_YOUR OBJECTIVE:_ Your answer should consist of the lines in the data below that contain "summary".

(Dataset entries)
⟨
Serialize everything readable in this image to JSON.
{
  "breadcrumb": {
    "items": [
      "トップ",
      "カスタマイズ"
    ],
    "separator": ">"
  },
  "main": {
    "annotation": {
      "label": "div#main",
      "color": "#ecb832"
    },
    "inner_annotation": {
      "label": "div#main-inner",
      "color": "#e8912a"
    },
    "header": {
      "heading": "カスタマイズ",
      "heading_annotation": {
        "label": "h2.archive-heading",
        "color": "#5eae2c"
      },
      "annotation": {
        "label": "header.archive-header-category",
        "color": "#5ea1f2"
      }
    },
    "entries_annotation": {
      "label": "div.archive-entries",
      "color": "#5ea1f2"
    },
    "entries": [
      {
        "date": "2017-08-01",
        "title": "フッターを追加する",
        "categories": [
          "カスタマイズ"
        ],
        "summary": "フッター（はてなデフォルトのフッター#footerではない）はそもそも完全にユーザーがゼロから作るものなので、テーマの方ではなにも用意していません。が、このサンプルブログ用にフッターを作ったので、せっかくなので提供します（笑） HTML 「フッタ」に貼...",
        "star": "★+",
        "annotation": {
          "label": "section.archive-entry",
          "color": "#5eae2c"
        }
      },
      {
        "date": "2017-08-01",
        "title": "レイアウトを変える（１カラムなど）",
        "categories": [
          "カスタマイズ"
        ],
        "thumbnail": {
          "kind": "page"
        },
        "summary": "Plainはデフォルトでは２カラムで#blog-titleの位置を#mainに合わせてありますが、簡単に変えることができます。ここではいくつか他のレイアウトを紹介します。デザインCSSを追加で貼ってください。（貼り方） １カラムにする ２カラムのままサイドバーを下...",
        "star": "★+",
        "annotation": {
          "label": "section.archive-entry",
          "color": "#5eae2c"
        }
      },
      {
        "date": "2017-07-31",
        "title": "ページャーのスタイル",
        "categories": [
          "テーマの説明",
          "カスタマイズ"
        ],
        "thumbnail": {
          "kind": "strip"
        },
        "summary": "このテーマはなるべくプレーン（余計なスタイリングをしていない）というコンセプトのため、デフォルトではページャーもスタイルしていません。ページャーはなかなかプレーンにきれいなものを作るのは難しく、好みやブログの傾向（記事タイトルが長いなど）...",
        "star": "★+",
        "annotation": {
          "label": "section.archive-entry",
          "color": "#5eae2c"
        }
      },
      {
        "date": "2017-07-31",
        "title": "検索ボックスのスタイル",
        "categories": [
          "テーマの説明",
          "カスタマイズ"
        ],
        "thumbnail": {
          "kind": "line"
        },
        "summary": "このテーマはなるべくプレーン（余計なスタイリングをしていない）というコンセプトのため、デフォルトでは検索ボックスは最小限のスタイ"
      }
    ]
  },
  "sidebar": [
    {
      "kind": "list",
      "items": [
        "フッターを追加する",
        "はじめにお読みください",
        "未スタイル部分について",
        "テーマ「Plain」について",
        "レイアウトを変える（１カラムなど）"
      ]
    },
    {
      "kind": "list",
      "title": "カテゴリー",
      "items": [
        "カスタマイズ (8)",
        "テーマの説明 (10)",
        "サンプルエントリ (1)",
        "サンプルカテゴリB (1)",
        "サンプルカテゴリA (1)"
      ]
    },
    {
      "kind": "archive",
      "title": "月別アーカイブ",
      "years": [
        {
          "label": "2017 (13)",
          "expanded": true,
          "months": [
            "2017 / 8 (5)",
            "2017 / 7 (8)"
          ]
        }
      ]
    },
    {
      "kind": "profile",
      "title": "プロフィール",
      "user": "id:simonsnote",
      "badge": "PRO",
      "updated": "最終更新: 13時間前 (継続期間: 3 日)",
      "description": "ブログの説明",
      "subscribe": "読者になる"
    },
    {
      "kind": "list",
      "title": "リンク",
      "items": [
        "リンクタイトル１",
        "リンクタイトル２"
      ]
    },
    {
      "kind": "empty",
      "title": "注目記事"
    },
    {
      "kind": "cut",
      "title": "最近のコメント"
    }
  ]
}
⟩
_EXERCISE RESULT:_
        "summary": "フッター（はてなデフォルトのフッター#footerではない）はそもそも完全にユーザーがゼロから作るものなので、テーマの方ではなにも用意していません。が、このサンプルブログ用にフッターを作ったので、せっかくなので提供します（笑） HTML 「フッタ」に貼...",
        "summary": "Plainはデフォルトでは２カラムで#blog-titleの位置を#mainに合わせてありますが、簡単に変えることができます。ここではいくつか他のレイアウトを紹介します。デザインCSSを追加で貼ってください。（貼り方） １カラムにする ２カラムのままサイドバーを下...",
        "summary": "このテーマはなるべくプレーン（余計なスタイリングをしていない）というコンセプトのため、デフォルトではページャーもスタイルしていません。ページャーはなかなかプレーンにきれいなものを作るのは難しく、好みやブログの傾向（記事タイトルが長いなど）...",
        "summary": "このテーマはなるべくプレーン（余計なスタイリングをしていない）というコンセプトのため、デフォルトでは検索ボックスは最小限のスタイ"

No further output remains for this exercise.